If you are using a traditional calculator, locate the exponentiation or antilogarithmic function. Enter the base, exponent, and execute the operation.

\[ \text{antilog}_2(3) = 2^3 = 8 \]

**2. Mathematical Software**:

If you are using mathematical software, input the antilogarithmic expression and execute the operation.

## Step 3: Review the Result

**1. Interpretation:**

The result of the antilogarithmic operation represents the original number.

**2. Verification:**

Verify the result by checking if \(b^y\) equals the calculated antilogarithm.

## Example Calculation: Signal Processing

Consider a scenario in signal processing where signal amplitudes are represented in a logarithmic scale. If \(\text{antilog}_{10}(2)\), the calculation involves finding the original amplitude represented by the logarithmic value of 2.

**1. Input Exponent and Base:**

\(y = 2\) (exponent), \(b = 10\) (base).

**2. Use a Calculator or Software**:

\( \text{antilog}_{10}(2) = 10^2 = 100 \)

**3. Review the Result:**

The original amplitude is 100.

In this example, the Antilog Calculator efficiently handles the antilogarithmic computation, providing the original amplitude from the logarithmic representation.

## Conclusion:

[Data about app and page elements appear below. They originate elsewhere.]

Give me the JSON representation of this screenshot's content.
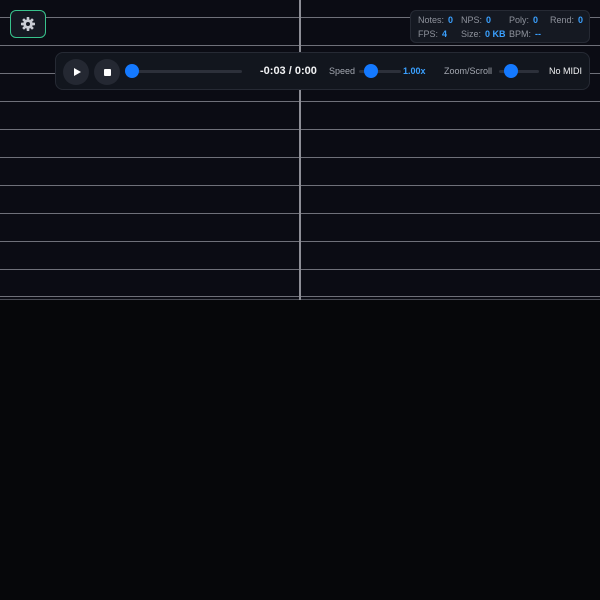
{
  "settings": {
    "icon": "gear-icon"
  },
  "stats": {
    "notes": {
      "label": "Notes:",
      "value": "0"
    },
    "nps": {
      "label": "NPS:",
      "value": "0"
    },
    "poly": {
      "label": "Poly:",
      "value": "0"
    },
    "rend": {
      "label": "Rend:",
      "value": "0"
    },
    "fps": {
      "label": "FPS:",
      "value": "4"
    },
    "size": {
      "label": "Size:",
      "value": "0 KB"
    },
    "bpm": {
      "label": "BPM:",
      "value": "--"
    }
  },
  "transport": {
    "play_icon": "play-icon",
    "stop_icon": "stop-icon",
    "seek_progress": 0,
    "time": "-0:03 / 0:00",
    "speed_label": "Speed",
    "speed_value": "1.00x",
    "zoom_label": "Zoom/Scroll",
    "midi_status": "No MIDI"
  },
  "colors": {
    "accent": "#1479ff",
    "stat_value": "#3aa0ff",
    "settings_border": "#38c38c",
    "roll_background": "#0b0c14",
    "page_background": "#06070a"
  }
}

The Antilog Calculator stands as a beacon in the landscape of mathematical tools, empowering individuals to effortlessly navigate the intricacies of exponentiation. Its role in quickly and accurately performing antilogarithmic operations is crucial in diverse fields where logarithmic transformations are prevalent. As we unravel the mathematical marvels of antilogarithms, it becomes evident that this operation is not just a numerical reversal; it's a key to reconstructing original values from their logarithmic counterparts. In an era where digital tools seamlessly integrate with mathematical concepts, the Antilog Calculator serves as a digital exponentiator, unlocking the power of antilogarithms and contributing to the precision of calculations across scientific, engineering,